From June 1 to 3, the city of Brussels was captivated by a multi-genre Musical Weekend organized by the Performing Arts Department of AGBU France/Europe in partnership with the Boghossian Foundation, the City of Brussels and the Armenian community of Belgium.
The three-day concert was inspired by the 100th anniversary of the First Republic of Armenia, an historical milestone in the Armenian Nation’s long road to independent statehood. “Since Armenia’s rebirth in 1991, it has showcased to the world the depth and breadth of the musical achievements of its people. This concert series has crystalized those achievements all in one weekend,” remarked Nicolas Tavitian, the director of AGBU Europe, when noting the considerable turnout at all three of the weekend’s events.
Together with AGBU Performing Arts Department of France, AGBU Europe assembled a roster of some of the best musicians of a generation, many whose talents were originally cultivated in Armenia. A new AGBU string ensemble, a classical piano trio and a jazz band played on successive nights, displaying their mastery of their respective genres.
The entire weekend also served as a fundraiser to benefit the afterschool programs of the AGBU Children’s Centers in Yerevan Armenia. “After 25 years of providing Armenia’s youth with character-building and self-discovery programs through arts and sports, these centers are long overdue for a major renewal—not only to expand and upgrade interior space but also to enhance teaching proficiencies and enrich curricula,” explained Karen Papazian, back at the AGBU Central Office in New York. As the director of Global Outreach and Development, she pointed out that “Armenia’s youth deserve to thrive in a safe and nurturing environment. And no doubt, some of these children will grow up to follow in the footsteps of rising stars like those who performed this weekend.”
The concert series began Friday evening at the Brussels Town Hall, one of Belgium’s most magnificent Gothic buildings. Opening remarks made by officials and dignitaries spoke to the significance of the occasion. H.E. Tatul Margaryan, Armenia’s Ambassador to Belgium, stated, “On May 28, one hundred years ago, our nation restored its millenia-old state by declaring the birth of the First Republic of Armenia. Although the First Republic faced numerous challenges and was short lived, it laid the foundation for the establishment and development of state institutions and democratic governance.”
He was followed by Philippe Close, the mayor of Brussels, who referred to the turbulent context in which the Republic of 1918 was founded, citing the fall of the Ottoman empire, the chaos of the Russian revolution and the admission of hundreds of thousands of genocide survivors. The mayor also highlighted the will of the City of Brussels to collaborate with Armenian organizations to host this important cultural event, noting that “culture is the best expression of a people’s vitality and of its presence in the world.”
Stepan Mirdikian, a former chairman of the Armenian community of Belgium also added words of inspiration.

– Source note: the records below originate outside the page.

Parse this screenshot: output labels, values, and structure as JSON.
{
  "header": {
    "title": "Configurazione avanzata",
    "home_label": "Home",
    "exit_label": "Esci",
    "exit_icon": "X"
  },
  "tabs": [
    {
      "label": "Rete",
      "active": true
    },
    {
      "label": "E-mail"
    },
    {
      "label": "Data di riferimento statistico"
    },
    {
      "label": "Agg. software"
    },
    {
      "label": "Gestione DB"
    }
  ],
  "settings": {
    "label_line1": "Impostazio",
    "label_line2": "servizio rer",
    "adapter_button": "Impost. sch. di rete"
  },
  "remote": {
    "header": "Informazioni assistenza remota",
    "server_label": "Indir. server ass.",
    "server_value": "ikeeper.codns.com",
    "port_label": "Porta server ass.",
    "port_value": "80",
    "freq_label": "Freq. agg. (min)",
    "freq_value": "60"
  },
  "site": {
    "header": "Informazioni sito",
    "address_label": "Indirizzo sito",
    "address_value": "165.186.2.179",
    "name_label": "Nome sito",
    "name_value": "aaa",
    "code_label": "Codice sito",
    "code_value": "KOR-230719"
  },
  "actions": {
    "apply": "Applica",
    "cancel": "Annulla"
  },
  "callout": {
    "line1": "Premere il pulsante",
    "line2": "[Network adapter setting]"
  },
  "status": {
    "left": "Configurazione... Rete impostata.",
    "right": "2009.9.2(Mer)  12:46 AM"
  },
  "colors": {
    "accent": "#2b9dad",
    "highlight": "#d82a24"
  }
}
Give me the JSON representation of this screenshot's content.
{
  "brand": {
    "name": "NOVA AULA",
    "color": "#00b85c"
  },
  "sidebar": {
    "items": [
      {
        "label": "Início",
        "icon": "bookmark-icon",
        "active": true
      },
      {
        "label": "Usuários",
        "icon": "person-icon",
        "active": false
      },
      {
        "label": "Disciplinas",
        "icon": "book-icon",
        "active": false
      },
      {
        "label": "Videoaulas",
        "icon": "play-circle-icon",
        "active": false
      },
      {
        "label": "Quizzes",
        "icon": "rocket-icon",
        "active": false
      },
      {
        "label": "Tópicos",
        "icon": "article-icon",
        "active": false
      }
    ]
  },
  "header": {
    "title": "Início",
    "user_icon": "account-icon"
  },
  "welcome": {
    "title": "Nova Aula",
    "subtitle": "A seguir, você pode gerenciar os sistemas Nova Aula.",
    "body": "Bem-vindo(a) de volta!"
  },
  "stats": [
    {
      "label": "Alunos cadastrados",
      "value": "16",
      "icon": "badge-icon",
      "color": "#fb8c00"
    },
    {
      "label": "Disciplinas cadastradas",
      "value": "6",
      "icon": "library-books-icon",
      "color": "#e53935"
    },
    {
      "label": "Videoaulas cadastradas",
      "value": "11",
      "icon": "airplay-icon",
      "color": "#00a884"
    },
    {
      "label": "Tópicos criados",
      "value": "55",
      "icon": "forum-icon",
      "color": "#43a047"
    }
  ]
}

Quoting Ernest Renan, he mentioned, “What constitutes a nation is not so much speaking the same language or belonging to the same ethnic group, it is to have accomplished together great things in the past and to want to accomplish more in the future.”
On opening night, the AGBU String Ensemble[CE1], took to the stage to perform under the direction of young composer Alexandr Iradyan, who conducted the very first concert of the ensemble which interpreted the powerful and emblematic Symphony for Strings and Timpani, by Mirzoyan along with selected works by Komitas.
The following evening, the diverse audience of Armenians and non-Armenians gathered at the Ceremonial Hall of the Boghossian Foundation Villa Empain for the performance of pianist Varduhi Yeritsyan, known for her vast and diverse repertoire. She performed along with the Brussels based brothers Hrachya Avanesyan (violin) and Sevak Avanesyan (cello). The trio performed the works of Shostakovich and Babajanian as well as a number of encore pieces by Komitas following the wide public acclaim.
Sunday’s performance at the same venue featured the contemporary works of Yessaï Karapetyan Trio, a jazz ensemble led by pianist Yessai Karapetyan, a gifted musician who performs on the most prestigious jazz stages in Europe. Yessaï was accompanied by Sylvain Fournet-Fayas on double bass and David Paycha on drums.
Nadia Gortzounian, the president of AGBU France, hailed the event as a “brilliant” weekend. “I was thrilled to see such a high level of attendance at each of our three events and I am profoundly grateful to all the immensely talented musicians for their extraordinary performances. It was also a pleasure to collaborate with the City of Brussels, the Armenian community of Belgium and the Boghossian Foundation that allowed us to host our concerts in the particularly magical setting of the Villa Empain in Brussels.”
She went on to say, “It was a heartwarming and inspiring experience to see just how far the Armenian Nation has come since the First Republic, as we contribute to world culture through the arts.”
Established in 1906, AGBU (www.agbu.org) is the world’s largest non-profit Armenian organization. Headquartered in New York City, AGBU preserves and promotes the Armenian identity and heritage through educational, cultural and humanitarian programs, annually touching the lives of some 500,000 Armenians around the world.
For more information about AGBU and its worldwide programs, please visit www.agbu.org.